Stored entries:
>>>>

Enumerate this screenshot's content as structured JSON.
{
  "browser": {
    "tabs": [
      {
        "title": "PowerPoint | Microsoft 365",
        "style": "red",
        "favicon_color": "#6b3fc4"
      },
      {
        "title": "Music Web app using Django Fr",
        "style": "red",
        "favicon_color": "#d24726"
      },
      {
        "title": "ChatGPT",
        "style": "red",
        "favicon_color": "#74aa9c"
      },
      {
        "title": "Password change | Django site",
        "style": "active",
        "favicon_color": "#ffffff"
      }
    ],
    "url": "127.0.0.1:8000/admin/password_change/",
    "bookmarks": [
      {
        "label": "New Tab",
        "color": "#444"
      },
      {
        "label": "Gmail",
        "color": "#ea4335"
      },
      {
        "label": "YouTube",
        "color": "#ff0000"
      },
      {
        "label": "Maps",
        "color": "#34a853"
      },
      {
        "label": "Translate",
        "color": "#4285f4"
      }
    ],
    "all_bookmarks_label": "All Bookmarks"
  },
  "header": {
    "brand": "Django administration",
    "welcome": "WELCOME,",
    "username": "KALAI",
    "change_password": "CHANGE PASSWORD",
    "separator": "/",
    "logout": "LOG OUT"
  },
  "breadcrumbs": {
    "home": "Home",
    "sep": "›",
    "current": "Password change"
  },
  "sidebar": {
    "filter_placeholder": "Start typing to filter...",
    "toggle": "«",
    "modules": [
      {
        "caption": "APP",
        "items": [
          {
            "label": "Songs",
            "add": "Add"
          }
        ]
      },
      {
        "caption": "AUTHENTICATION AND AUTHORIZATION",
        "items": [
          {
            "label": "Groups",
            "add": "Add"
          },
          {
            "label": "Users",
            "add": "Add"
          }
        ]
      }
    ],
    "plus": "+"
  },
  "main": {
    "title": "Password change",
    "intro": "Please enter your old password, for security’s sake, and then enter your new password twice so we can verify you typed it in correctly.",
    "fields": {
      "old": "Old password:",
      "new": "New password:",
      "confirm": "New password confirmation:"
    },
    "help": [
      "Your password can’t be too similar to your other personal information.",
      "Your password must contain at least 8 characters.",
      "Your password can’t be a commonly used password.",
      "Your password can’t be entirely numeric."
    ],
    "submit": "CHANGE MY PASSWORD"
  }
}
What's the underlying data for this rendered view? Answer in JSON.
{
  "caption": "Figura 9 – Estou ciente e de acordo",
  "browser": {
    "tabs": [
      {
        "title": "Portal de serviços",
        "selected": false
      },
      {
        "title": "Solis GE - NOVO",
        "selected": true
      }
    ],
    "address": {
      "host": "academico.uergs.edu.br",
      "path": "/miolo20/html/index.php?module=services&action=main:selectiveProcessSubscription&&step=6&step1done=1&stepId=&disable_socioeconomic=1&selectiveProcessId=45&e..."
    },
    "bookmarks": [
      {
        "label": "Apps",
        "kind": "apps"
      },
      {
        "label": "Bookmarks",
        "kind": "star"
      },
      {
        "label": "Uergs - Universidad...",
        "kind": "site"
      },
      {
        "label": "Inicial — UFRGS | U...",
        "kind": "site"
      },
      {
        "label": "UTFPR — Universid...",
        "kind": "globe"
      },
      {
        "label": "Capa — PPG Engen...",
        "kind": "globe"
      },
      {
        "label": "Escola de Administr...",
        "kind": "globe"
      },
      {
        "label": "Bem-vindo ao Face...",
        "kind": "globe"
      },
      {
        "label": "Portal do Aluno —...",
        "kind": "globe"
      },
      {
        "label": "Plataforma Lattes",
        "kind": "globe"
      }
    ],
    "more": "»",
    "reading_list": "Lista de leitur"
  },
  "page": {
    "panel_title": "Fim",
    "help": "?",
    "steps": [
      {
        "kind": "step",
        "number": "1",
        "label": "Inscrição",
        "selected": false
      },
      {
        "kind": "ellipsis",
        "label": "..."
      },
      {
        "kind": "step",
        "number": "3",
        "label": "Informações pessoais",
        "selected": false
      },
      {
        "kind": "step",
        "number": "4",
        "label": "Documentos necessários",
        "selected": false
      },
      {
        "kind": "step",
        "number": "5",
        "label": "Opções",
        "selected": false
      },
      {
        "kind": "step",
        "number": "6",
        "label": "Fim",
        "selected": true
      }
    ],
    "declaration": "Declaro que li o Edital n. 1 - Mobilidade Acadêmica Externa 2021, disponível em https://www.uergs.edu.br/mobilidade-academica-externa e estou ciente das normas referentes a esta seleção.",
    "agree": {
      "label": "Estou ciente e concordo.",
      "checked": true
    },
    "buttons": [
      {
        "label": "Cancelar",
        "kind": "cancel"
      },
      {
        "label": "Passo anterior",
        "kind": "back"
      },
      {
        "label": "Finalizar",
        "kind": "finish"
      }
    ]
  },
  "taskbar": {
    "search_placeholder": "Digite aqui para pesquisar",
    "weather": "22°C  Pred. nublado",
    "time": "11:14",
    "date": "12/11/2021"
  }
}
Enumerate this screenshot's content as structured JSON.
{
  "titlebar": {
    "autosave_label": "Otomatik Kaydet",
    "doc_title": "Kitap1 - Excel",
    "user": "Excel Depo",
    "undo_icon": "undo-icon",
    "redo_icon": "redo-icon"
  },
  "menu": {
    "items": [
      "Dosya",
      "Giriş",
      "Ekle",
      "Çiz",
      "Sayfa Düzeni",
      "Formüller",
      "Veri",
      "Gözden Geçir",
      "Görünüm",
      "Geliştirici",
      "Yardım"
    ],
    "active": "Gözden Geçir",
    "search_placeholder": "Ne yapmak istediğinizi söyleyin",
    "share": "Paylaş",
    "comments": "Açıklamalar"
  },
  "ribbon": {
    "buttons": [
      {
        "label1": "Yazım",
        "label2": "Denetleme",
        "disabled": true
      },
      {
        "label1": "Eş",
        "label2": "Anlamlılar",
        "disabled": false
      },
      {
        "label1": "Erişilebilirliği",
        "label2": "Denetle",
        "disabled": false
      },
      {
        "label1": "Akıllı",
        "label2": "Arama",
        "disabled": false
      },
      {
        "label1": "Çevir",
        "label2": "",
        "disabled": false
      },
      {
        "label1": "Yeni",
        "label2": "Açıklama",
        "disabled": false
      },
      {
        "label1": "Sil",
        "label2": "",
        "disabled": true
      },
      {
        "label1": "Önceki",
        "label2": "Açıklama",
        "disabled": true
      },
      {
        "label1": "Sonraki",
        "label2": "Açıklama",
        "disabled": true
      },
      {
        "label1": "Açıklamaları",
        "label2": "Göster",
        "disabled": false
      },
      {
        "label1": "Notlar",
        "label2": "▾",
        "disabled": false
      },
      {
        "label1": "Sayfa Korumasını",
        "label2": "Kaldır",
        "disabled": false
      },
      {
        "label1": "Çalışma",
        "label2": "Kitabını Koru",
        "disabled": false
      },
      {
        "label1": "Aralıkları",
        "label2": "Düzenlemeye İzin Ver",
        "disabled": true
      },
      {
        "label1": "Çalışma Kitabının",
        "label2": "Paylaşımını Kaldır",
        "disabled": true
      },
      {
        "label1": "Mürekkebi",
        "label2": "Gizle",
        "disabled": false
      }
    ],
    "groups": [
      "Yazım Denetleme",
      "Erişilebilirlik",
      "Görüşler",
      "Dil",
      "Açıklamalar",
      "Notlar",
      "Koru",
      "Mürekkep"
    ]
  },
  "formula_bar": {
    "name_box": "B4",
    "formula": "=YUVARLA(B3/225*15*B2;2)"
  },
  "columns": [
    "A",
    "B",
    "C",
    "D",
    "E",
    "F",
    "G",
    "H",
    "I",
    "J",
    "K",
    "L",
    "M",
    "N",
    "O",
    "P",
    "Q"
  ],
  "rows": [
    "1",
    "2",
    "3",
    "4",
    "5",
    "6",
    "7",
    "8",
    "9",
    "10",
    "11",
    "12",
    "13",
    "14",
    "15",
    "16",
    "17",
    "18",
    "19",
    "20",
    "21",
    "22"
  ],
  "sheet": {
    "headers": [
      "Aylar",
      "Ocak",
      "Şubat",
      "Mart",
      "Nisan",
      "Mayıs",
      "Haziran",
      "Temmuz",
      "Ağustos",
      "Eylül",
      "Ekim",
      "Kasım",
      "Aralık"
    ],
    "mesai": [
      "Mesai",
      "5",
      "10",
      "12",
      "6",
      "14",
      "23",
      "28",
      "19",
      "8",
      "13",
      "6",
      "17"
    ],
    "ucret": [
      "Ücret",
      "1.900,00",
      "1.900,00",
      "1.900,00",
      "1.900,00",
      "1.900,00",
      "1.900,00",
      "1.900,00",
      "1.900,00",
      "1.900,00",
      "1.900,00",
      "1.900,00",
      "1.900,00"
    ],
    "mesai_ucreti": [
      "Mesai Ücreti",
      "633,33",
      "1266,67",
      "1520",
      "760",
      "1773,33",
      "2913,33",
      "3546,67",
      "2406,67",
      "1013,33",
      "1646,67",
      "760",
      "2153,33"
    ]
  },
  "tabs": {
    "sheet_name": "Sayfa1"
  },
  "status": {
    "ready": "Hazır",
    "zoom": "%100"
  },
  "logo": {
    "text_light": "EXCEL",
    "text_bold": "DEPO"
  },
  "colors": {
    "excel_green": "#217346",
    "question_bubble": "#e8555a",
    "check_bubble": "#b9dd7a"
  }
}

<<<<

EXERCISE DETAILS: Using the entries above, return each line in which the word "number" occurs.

EXERCISE RESULT:
        "number": "1",
        "number": "3",
        "number": "4",
        "number": "5",
        "number": "6",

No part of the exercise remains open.